A selection from Stockholm University publication database
Global Health and the Changing Contours of Human Life
2018. Ama de-Graft Aikins (et al.). Rethinking Society for the 21st Century: Report of the International Panel on Social Progress, 713-752Chapter
The contours of human life – birth, childhood, maturity, reproduction, the experiences of health, illness, and disability, and death – have been and will remain nearly universal; but their duration and texture are undergoing great changes. In this chapter, we chart the transformations and make projections into the near future. Many of the trends are favorable: fewer children are dying, and many enjoy greater longevity. But these advances are not distributed uniformly among and within countries and regions. Furthermore, the value of longevity is compromised by an increasing number of people living with diminished health under inequitable systems of health and social care.
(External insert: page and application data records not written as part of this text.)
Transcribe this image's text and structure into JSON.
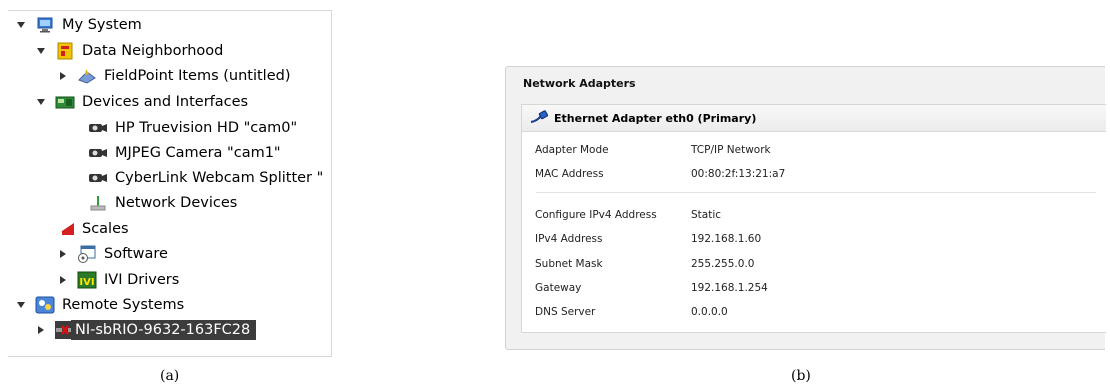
{
  "tree": {
    "items": [
      {
        "label": "My System"
      },
      {
        "label": "Data Neighborhood"
      },
      {
        "label": "FieldPoint Items (untitled)"
      },
      {
        "label": "Devices and Interfaces"
      },
      {
        "label": "HP Truevision HD  \"cam0\""
      },
      {
        "label": "MJPEG Camera  \"cam1\""
      },
      {
        "label": "CyberLink Webcam Splitter  \""
      },
      {
        "label": "Network Devices"
      },
      {
        "label": "Scales"
      },
      {
        "label": "Software"
      },
      {
        "label": "IVI Drivers"
      },
      {
        "label": "Remote Systems"
      },
      {
        "label": "NI-sbRIO-9632-163FC28"
      }
    ]
  },
  "network": {
    "title": "Network Adapters",
    "adapter_name": "Ethernet Adapter eth0 (Primary)",
    "properties": [
      {
        "label": "Adapter Mode",
        "value": "TCP/IP Network"
      },
      {
        "label": "MAC Address",
        "value": "00:80:2f:13:21:a7"
      },
      {
        "label": "Configure IPv4 Address",
        "value": "Static"
      },
      {
        "label": "IPv4 Address",
        "value": "192.168.1.60"
      },
      {
        "label": "Subnet Mask",
        "value": "255.255.0.0"
      },
      {
        "label": "Gateway",
        "value": "192.168.1.254"
      },
      {
        "label": "DNS Server",
        "value": "0.0.0.0"
      }
    ]
  },
  "captions": {
    "a": "(a)",
    "b": "(b)"
  }
}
A more just future can be achieved by a continuing emphasis on equity in global health systems even as human lives continue to be extended and enhanced.
Stress resilience in young men mediates the effect of childhood trauma on their offspring's birth weight – An analysis of 250,000 families
2019. Kristiina Rajaleid, Denny Vågerö. SSM - Population Health 8Article
Experiencing the death of a parent during childhood is a severe trauma that seems to affect the next generation's birth weight. We studied the consequences of parental loss during childhood for men's psychological and physiological characteristics at age 18, and whether these were important for their first-born offspring's birth outcomes. We used a structured life-course approach and four-way decomposition analysis to analyse data for 250,427 three-generation families retrieved from nationwide Swedish registers and found that psychological resilience was impaired and body mass index was higher in men who had experienced parental death. Both characteristics were linked to offspring birth weight. This was lower by 18.0 g (95% confidence interval: 5.7, 30.3) for men who lost a parent at ages 8–17 compared to other ages. Resilience mediated 40% of this influence. Mediation by body mass index, systolic and diastolic blood pressure was negligible, as was the effect of parental loss on length of gestation. There was no mediation by the education of the men's future spouse.
Previous literature has indicated that the period before puberty, the “slow growth period”, is sensitive. Our evidence suggests that this may be too narrow a restriction: boys aged 8–17 appear to be particularly likely to respond to parental loss in a way which affects their future offspring's birth weight. We conclude that the observed transgenerational influence on birth weight is mediated by the father's psychological resilience but not by his body mass index or blood pressure.
Cohort Profile Update
2020. Ylva B. Almquist (et al.). International Journal of Epidemiology 49 (2), 367-367eArticle